And it will all take place in full view of northbound Interstate 5 motorists just a stone's throw away.

"This is a big site and a huge undertaking, and we're trying to get the community to adopt this project," says Nan King, a member of the city of Medford's Tree Committee, who is working on the project.

"The kids working on this will be able to show their children's children, 'I planted this tree. I helped make this forest,' " King said.

The first of 2,000 trees and shrubs will be planted Wednesday, followed Nov. 9-10 by more work crews from schools in Medford and Ashland.

The ground was pretreated by a contractor who removed most of the non-native blackberries where tiny Crooked Creek flows under I-5 and into Bear Creek.

The project was funded through a $35,000 grant from the National Audubon Society's TogetherGreen Innovation Grants program, which is funded, in part, by Toyota. The grants focus on innovative ways to solve habitat problems while using new technologies to reach more diverse audiences.

It is organized and managed by the Ashland-based Lomakatsi Restoration Project, with Medford's Tree Committee and the Rogue Valley Audubon Society as partners.

Bear Creek is both the heart and sewer of the five cities that straddle it from Ashland to Central Point.
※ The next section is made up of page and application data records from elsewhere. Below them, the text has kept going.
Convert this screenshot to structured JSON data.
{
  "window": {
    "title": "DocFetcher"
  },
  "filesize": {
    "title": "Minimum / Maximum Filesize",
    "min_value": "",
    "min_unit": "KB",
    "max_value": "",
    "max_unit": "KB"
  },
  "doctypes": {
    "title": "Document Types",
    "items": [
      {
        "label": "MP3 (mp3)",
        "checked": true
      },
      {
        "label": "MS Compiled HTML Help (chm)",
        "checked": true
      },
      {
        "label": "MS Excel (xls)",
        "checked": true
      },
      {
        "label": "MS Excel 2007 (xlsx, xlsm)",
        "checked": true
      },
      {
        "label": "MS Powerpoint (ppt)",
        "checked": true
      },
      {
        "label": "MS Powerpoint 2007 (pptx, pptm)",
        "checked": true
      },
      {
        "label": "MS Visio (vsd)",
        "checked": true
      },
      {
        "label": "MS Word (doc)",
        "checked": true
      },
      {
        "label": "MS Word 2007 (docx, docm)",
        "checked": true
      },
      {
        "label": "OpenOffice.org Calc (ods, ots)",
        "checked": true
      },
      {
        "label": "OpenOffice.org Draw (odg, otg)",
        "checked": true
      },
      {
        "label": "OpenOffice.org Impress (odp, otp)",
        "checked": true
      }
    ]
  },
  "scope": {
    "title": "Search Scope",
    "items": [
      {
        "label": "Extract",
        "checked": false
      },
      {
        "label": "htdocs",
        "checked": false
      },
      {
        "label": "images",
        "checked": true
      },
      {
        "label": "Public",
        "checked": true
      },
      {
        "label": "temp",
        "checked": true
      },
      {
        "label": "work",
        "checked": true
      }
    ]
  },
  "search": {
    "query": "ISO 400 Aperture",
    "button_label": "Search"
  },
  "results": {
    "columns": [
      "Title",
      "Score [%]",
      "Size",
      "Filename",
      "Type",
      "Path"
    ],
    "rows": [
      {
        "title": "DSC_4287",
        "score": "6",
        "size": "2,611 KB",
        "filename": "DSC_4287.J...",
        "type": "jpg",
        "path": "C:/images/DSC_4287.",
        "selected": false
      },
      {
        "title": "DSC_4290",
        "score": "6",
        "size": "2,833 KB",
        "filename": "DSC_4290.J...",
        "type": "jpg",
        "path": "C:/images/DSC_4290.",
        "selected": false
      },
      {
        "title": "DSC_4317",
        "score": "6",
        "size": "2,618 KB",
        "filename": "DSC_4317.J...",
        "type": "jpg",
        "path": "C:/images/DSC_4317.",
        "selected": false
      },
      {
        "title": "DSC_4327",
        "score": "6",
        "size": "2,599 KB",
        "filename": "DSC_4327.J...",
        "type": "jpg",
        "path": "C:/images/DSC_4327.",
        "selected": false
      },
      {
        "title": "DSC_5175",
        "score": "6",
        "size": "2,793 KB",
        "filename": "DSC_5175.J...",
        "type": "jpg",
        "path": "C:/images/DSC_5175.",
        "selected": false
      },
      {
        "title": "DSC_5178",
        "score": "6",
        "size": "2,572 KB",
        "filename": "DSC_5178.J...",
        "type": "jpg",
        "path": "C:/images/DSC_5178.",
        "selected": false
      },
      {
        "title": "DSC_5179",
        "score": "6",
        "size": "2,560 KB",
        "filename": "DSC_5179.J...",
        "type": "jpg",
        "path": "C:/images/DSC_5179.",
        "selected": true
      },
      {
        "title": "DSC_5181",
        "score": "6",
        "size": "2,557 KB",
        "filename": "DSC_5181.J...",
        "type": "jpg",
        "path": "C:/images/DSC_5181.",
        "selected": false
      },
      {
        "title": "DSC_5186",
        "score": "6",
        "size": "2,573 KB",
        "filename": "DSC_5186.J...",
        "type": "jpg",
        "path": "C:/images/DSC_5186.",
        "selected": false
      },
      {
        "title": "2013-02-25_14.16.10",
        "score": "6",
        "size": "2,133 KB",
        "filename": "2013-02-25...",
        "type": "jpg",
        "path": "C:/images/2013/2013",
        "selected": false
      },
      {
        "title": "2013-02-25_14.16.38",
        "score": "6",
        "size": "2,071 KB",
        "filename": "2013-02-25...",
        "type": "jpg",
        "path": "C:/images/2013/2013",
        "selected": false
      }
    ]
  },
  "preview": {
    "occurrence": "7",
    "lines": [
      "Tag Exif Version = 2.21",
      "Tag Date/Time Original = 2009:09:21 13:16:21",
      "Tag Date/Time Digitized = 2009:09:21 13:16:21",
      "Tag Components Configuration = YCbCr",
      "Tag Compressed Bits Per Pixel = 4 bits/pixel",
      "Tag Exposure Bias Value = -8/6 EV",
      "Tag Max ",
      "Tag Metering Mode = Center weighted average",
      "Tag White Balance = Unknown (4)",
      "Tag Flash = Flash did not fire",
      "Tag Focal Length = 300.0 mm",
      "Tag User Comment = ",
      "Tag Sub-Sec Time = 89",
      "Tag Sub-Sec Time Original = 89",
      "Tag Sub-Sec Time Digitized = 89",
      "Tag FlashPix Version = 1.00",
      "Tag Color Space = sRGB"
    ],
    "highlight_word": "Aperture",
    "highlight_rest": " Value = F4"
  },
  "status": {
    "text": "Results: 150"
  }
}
Its many ills include poor dissolved oxygen, turbidity and hot summer water temperatures that tax the wild Rogue salmon and steelhead that use it as a nursery and refuge.

This project is designed to replace non-native blackberries with native vegetation that over time will grow and provide a shady canopy for the creek. Reducing the solar warming of the water can help infant salmon survive and grow in a more fish-friendly environment.

The canopy also could become a haven for the more than 160 different bird species at home in the Bear Creek watershed, according to the National Audubon Society.

But this is not your father's riparian project.

In previous tree-planting and wetland restoration projects, volunteers often have come in and planted trees then walked away, leaving them to struggle for survival in their new and often harsh environment.

"Unless they're watered once they're planted, they tend to fail," King says.

In this project, King is helping assemble teams of students to adopt the project long-term, pledging to undertake tasks such as regular watering so the plants survive.

Other groups will conduct regular monitoring work, including temperature and turbidity ratings in the creek and measuring the growth rates of the plants. Work crews will pick up trash and pull regenerating berry bushes before they can overrun the site.

And others will go a few steps further by filming videos and posting them via social-media tools such as Twitter and Facebook to chronicle the project's success and garner more volunteer and financial support, King says.

It also will serve as a classroom for students and a demonstration to private landowners along the creek of what their land could look like if they got with the program.

And it may help to be viewed by thousands of drivers approaching the I-5 viaduct every day.

"It's kind of a sliver of land, but it's a very visible sliver," says Frances Oyung, coordinator of the Bear Creek Watershed Council, which has fostered several similar projects. "It's a chance for the community to demonstrate its stewardship."